• _What is needed_: Print, exactly and completely, the data that appears below.

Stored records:
○ ○ ○ ○
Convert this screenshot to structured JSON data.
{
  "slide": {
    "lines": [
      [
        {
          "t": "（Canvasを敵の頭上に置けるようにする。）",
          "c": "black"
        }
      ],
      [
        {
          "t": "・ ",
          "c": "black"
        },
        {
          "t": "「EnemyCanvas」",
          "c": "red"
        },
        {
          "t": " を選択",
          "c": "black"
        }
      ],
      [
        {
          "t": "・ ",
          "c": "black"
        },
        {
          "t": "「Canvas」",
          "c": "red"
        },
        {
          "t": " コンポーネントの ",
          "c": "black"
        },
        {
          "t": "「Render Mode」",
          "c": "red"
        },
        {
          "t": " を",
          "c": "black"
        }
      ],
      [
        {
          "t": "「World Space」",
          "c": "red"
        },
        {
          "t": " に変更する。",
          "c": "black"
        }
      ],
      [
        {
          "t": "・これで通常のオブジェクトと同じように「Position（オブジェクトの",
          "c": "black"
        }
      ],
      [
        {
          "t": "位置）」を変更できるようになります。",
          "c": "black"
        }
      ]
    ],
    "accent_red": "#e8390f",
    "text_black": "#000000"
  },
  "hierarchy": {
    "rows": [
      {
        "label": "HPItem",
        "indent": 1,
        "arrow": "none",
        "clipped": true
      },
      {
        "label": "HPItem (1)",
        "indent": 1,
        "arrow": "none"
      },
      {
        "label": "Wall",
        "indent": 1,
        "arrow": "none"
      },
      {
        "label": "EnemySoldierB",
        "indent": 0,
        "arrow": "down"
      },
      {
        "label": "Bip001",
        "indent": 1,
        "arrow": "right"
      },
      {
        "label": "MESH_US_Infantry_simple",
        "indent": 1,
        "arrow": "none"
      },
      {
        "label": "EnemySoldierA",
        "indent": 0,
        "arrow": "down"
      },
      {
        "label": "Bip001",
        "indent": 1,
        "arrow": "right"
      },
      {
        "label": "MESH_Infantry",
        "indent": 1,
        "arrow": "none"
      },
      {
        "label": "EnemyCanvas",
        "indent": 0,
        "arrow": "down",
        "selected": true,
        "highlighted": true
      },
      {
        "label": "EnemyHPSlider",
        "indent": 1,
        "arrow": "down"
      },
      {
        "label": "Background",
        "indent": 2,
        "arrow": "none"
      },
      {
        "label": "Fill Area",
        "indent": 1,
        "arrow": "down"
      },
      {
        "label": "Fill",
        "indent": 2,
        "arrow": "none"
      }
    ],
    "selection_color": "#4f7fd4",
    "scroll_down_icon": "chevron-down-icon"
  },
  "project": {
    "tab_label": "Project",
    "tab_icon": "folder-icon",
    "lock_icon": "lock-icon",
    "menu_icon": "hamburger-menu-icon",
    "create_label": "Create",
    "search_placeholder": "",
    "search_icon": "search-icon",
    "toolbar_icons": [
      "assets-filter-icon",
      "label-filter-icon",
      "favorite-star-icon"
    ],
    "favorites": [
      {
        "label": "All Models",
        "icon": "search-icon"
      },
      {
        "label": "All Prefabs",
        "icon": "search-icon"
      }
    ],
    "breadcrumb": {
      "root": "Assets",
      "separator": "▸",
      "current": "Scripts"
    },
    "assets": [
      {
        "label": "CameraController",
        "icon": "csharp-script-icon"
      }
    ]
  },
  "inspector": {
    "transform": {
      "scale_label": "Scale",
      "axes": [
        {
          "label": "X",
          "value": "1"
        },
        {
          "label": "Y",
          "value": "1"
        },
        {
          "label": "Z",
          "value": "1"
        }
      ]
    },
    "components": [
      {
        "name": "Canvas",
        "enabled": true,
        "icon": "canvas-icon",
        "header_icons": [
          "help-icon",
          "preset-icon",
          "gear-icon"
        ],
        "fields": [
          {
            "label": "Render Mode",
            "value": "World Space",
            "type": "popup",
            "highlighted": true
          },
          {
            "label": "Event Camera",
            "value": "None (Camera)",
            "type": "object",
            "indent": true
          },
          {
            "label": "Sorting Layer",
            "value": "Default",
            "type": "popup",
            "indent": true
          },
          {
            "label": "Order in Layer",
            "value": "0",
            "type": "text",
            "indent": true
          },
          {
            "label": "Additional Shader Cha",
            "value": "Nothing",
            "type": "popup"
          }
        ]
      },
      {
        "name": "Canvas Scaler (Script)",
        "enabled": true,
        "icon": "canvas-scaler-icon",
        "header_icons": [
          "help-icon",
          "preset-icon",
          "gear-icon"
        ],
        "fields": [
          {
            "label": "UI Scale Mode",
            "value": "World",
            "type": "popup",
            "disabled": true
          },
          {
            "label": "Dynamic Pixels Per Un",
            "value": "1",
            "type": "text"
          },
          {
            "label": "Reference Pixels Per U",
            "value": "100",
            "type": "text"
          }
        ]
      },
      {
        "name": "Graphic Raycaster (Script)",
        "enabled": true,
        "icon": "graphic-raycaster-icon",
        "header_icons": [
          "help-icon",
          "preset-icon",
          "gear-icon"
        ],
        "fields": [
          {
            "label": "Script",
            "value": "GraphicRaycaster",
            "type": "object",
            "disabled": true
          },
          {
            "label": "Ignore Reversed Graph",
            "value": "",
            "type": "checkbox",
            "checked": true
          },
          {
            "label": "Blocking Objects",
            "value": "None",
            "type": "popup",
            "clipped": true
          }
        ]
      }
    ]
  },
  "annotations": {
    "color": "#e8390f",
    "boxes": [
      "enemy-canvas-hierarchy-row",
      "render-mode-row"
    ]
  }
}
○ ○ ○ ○
• _Solution_:
Convert this screenshot to structured JSON data.
{
  "slide": {
    "lines": [
      [
        {
          "t": "（Canvasを敵の頭上に置けるようにする。）",
          "c": "black"
        }
      ],
      [
        {
          "t": "・ ",
          "c": "black"
        },
        {
          "t": "「EnemyCanvas」",
          "c": "red"
        },
        {
          "t": " を選択",
          "c": "black"
        }
      ],
      [
        {
          "t": "・ ",
          "c": "black"
        },
        {
          "t": "「Canvas」",
          "c": "red"
        },
        {
          "t": " コンポーネントの ",
          "c": "black"
        },
        {
          "t": "「Render Mode」",
          "c": "red"
        },
        {
          "t": " を",
          "c": "black"
        }
      ],
      [
        {
          "t": "「World Space」",
          "c": "red"
        },
        {
          "t": " に変更する。",
          "c": "black"
        }
      ],
      [
        {
          "t": "・これで通常のオブジェクトと同じように「Position（オブジェクトの",
          "c": "black"
        }
      ],
      [
        {
          "t": "位置）」を変更できるようになります。",
          "c": "black"
        }
      ]
    ],
    "accent_red": "#e8390f",
    "text_black": "#000000"
  },
  "hierarchy": {
    "rows": [
      {
        "label": "HPItem",
        "indent": 1,
        "arrow": "none",
        "clipped": true
      },
      {
        "label": "HPItem (1)",
        "indent": 1,
        "arrow": "none"
      },
      {
        "label": "Wall",
        "indent": 1,
        "arrow": "none"
      },
      {
        "label": "EnemySoldierB",
        "indent": 0,
        "arrow": "down"
      },
      {
        "label": "Bip001",
        "indent": 1,
        "arrow": "right"
      },
      {
        "label": "MESH_US_Infantry_simple",
        "indent": 1,
        "arrow": "none"
      },
      {
        "label": "EnemySoldierA",
        "indent": 0,
        "arrow": "down"
      },
      {
        "label": "Bip001",
        "indent": 1,
        "arrow": "right"
      },
      {
        "label": "MESH_Infantry",
        "indent": 1,
        "arrow": "none"
      },
      {
        "label": "EnemyCanvas",
        "indent": 0,
        "arrow": "down",
        "selected": true,
        "highlighted": true
      },
      {
        "label": "EnemyHPSlider",
        "indent": 1,
        "arrow": "down"
      },
      {
        "label": "Background",
        "indent": 2,
        "arrow": "none"
      },
      {
        "label": "Fill Area",
        "indent": 1,
        "arrow": "down"
      },
      {
        "label": "Fill",
        "indent": 2,
        "arrow": "none"
      }
    ],
    "selection_color": "#4f7fd4",
    "scroll_down_icon": "chevron-down-icon"
  },
  "project": {
    "tab_label": "Project",
    "tab_icon": "folder-icon",
    "lock_icon": "lock-icon",
    "menu_icon": "hamburger-menu-icon",
    "create_label": "Create",
    "search_placeholder": "",
    "search_icon": "search-icon",
    "toolbar_icons": [
      "assets-filter-icon",
      "label-filter-icon",
      "favorite-star-icon"
    ],
    "favorites": [
      {
        "label": "All Models",
        "icon": "search-icon"
      },
      {
        "label": "All Prefabs",
        "icon": "search-icon"
      }
    ],
    "breadcrumb": {
      "root": "Assets",
      "separator": "▸",
      "current": "Scripts"
    },
    "assets": [
      {
        "label": "CameraController",
        "icon": "csharp-script-icon"
      }
    ]
  },
  "inspector": {
    "transform": {
      "scale_label": "Scale",
      "axes": [
        {
          "label": "X",
          "value": "1"
        },
        {
          "label": "Y",
          "value": "1"
        },
        {
          "label": "Z",
          "value": "1"
        }
      ]
    },
    "components": [
      {
        "name": "Canvas",
        "enabled": true,
        "icon": "canvas-icon",
        "header_icons": [
          "help-icon",
          "preset-icon",
          "gear-icon"
        ],
        "fields": [
          {
            "label": "Render Mode",
            "value": "World Space",
            "type": "popup",
            "highlighted": true
          },
          {
            "label": "Event Camera",
            "value": "None (Camera)",
            "type": "object",
            "indent": true
          },
          {
            "label": "Sorting Layer",
            "value": "Default",
            "type": "popup",
            "indent": true
          },
          {
            "label": "Order in Layer",
            "value": "0",
            "type": "text",
            "indent": true
          },
          {
            "label": "Additional Shader Cha",
            "value": "Nothing",
            "type": "popup"
          }
        ]
      },
      {
        "name": "Canvas Scaler (Script)",
        "enabled": true,
        "icon": "canvas-scaler-icon",
        "header_icons": [
          "help-icon",
          "preset-icon",
          "gear-icon"
        ],
        "fields": [
          {
            "label": "UI Scale Mode",
            "value": "World",
            "type": "popup",
            "disabled": true
          },
          {
            "label": "Dynamic Pixels Per Un",
            "value": "1",
            "type": "text"
          },
          {
            "label": "Reference Pixels Per U",
            "value": "100",
            "type": "text"
          }
        ]
      },
      {
        "name": "Graphic Raycaster (Script)",
        "enabled": true,
        "icon": "graphic-raycaster-icon",
        "header_icons": [
          "help-icon",
          "preset-icon",
          "gear-icon"
        ],
        "fields": [
          {
            "label": "Script",
            "value": "GraphicRaycaster",
            "type": "object",
            "disabled": true
          },
          {
            "label": "Ignore Reversed Graph",
            "value": "",
            "type": "checkbox",
            "checked": true
          },
          {
            "label": "Blocking Objects",
            "value": "None",
            "type": "popup",
            "clipped": true
          }
        ]
      }
    ]
  },
  "annotations": {
    "color": "#e8390f",
    "boxes": [
      "enemy-canvas-hierarchy-row",
      "render-mode-row"
    ]
  }
}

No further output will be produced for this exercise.